I always like to test the renewal on a fresh cert, so certbot renew --dry-run is a familiar command for me. As expected, a test renewal was successful, so the automated renewal process should behave without any problem. Hooray!

What About that Renewal Job?

I was curious how the renewal scheduled task would work, so I kept an eye on the scheduled tasks list. Certbot creates a scheduled task to run twice daily (at ~12 hour intervals with a random offset). I noticed, however, that over the first few days it was not actually ever triggering. Digging into the task details, I saw the issue pretty quickly.

The scheduled task is set to run as anyone in the Administrators group, but only if an administrator is logged on at the trigger time. Bummer. This would be a problem for my production environment, because Apache is running as a service and for the vast majority of time nobody is logged on to the server in question, so renewal actually being triggered would be hit or miss at best and that's not a plan.

Fortunately there's a relatively simple fix for this default behavior: we use a "headless" (e.g. designed to run such jobs, can't do console login, and can be a member of the Administrators group) service account. Change the scheduled task to run as this user, with saved credentials, and run whether or not someone is logged on. Thus far it seems to be triggering as expected, though it is too early to actually see a renewal process as (as I write this) 60 days have not yet passed since the initial certificate request and installation.

Restarting Apache

Since the renewal job will run with the webroot plugin, we need to use the --post-hook argument on the renewal command to D:\path\to\bin\httpd.exe -k restart.
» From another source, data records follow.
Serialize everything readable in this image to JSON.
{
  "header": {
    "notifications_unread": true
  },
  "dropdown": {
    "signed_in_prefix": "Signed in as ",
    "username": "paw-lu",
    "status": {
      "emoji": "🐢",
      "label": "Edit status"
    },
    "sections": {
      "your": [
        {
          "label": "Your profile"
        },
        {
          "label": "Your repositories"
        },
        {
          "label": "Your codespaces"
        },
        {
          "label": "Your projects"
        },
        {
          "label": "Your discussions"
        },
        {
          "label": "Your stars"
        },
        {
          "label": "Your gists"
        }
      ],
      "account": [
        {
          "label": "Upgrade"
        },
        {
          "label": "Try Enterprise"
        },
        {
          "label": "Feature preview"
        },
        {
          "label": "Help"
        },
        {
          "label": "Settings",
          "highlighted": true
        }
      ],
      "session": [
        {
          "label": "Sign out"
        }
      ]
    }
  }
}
This could theoretically be accomplished with the --deploy-hook as well, but I chose --post-hook since a momentary Apache restart is not a service issue for end users due to traffic volume. There is also conflicting information whether not not --deploy-hook will behave with a direct command (versus a path to a script), and I didn't try that angle. For a high-volume service/site, --deploy-hook might be a more robust solution, in combination with a more defined renewal schedule than the defaults.

If you specified all of the arguments such as --webroot-path and --post-hook (or --deploy-hook) out of the gate (at original request), renewal modification is not necessary. I, however, needed to ensure both the webroot path and the post hook were added to the renewal configuration, necessitating a command line modification (recommended over manually editing the Certbot renewal configurations).

Modifying the renewal configuration is handled by manually running the renewal at the command line (first with a --dry-run):

certbot renew --cert-name hostname.tld --webroot-path "D:\project\files\web" --post-hook "D:\path\to\bin\httpd.exe -k restart" --dry-run

If the test is successful, running a 'forced' renewal to codify the changes is appropriate:

certbot renew --cert-name hostname.tld --webroot-path "D:\project\files\web" --post-hook "D:\path\to\bin\httpd.exe -k restart" --force-renewal

Examining the hostname.tld.conf Certbot renewal file illustrates the changes were pushed through:

# Options used in the renewal process
account = lonstringofseeminglyrandomchars
authenticator = webroot
server =
post_hook = D:\path\to\bin\httpd.exe -k restart
webroot_path = D:\project\files\web

Loading the production website in a browser you should see the new certificate being presented. I just checked the issue date to verify.

Easier Than Expected

Having skimmed some of the Certbot on Windows documentation in the past, I was a little skeptical about how it would work, or more appropriately under which circumstances it would work. For web services where the CSR isn't critical (e.g. things not IIS) and services that can be restarted from the command line, though, Certbot on Windows seems a viable option to automate the process. Definitely worth giving it a shot!